But so many "smart, educated, emotionally stable adults believe superstitions," she thought we needed a better explanation. "More than half of surveyed Americans, for example, admit to knocking on wood and almost one quarter avoid walking under ladders," she writes. (The figures on the economic impact of triskaidekophobia are from research cited in her paper.)
Risen adopts the System 1 and System 2 typology of Daniel Kahneman, the Princeton University psychologist who won a Nobel Prize in economics. The fast, intuitive System 1 occasionally generates magical thinking. The slow, rational System 2 corrects the mistakes. Psychologists have asserted that superstition is a symptom of a lazy or ignorant System 2.

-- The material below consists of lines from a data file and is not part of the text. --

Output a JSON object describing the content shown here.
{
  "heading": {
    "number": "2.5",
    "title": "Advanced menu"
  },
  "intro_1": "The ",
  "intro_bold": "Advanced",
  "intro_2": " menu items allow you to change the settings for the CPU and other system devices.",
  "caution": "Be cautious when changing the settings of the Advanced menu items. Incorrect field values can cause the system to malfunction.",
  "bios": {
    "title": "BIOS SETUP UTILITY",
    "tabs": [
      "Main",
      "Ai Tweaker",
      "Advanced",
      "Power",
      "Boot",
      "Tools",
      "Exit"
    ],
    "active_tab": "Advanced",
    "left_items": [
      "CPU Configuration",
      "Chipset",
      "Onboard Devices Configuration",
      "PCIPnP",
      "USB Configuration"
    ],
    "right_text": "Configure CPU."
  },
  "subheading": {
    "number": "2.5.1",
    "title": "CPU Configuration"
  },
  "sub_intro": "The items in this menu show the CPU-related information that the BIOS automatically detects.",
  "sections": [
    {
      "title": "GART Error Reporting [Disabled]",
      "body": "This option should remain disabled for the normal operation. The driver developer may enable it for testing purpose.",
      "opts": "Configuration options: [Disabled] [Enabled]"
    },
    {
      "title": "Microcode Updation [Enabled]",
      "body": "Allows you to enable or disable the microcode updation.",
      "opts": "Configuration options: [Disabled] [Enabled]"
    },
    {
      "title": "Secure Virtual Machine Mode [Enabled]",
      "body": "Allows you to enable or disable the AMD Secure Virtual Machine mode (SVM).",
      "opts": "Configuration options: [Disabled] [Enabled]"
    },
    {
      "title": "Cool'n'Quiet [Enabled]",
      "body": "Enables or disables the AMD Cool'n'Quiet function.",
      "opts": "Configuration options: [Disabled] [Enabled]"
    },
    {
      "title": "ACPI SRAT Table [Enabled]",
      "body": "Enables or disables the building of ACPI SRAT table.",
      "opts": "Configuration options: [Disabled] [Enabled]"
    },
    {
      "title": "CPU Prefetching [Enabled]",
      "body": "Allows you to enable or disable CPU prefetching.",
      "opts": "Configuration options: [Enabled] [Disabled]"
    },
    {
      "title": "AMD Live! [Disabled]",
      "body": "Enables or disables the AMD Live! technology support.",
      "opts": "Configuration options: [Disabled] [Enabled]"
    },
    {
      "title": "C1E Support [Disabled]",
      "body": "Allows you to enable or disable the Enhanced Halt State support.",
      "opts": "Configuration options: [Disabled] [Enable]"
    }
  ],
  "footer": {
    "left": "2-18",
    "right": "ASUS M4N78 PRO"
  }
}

No, Risen says. System 2 can be working perfectly in detecting flawed thinking. Nonetheless, people "acquiesce" in the more powerful System 1 and wear their Patriots jerseys in front of the TV every Sunday to help Tom Brady complete more passes. Risen co-authored an op-ed piece on her research in the New York Times on Oct. 30.
Think you're invulnerable to superstitious thinking? Try saying this out loud:
I won't be hit by a speeding Mercedes-Benz today, and neither will anyone close to me.
Or pour sugar into a jar and label it Sodium Cyanide, Poison. Now give a spoonful of the poison—I mean sugar—to a child.
What, a little nervous?
Risen repeats a famous story (which may even be true) of the great physicist Niels Bohr hanging a horseshoe over his door. A visitor says, "Niels, it can't possibly be that you, a brilliant scientist, believe that foolish horseshoe superstition!?!" "Of course not," Bohr replies. "But I understand it's lucky whether you believe in it or not."
Risen admits that she can be superstitious herself. She wants to shush announcers when they point out that her Phillies, Eagles, and Flyers are doing well, fearing they'll break the spell. "I have the 'Don’t say that' " reaction, she says. "Followed immediately by the, 'Oh, it doesn't matter.' "
One way to overcome your weakness for superstition, Risen says, is to set yourself a policy for how you're going to behave in certain situations, and stick to it — because if you take cases one at a time, you're more likely to succumb to superstition. It's like the advice to dieters: Setting yourself a rule of no after-dinner snacks, ever, makes it easier to resist temptation.
Just don't try any new coping strategies on Friday the 13th. Because, you know, that would be bad luck.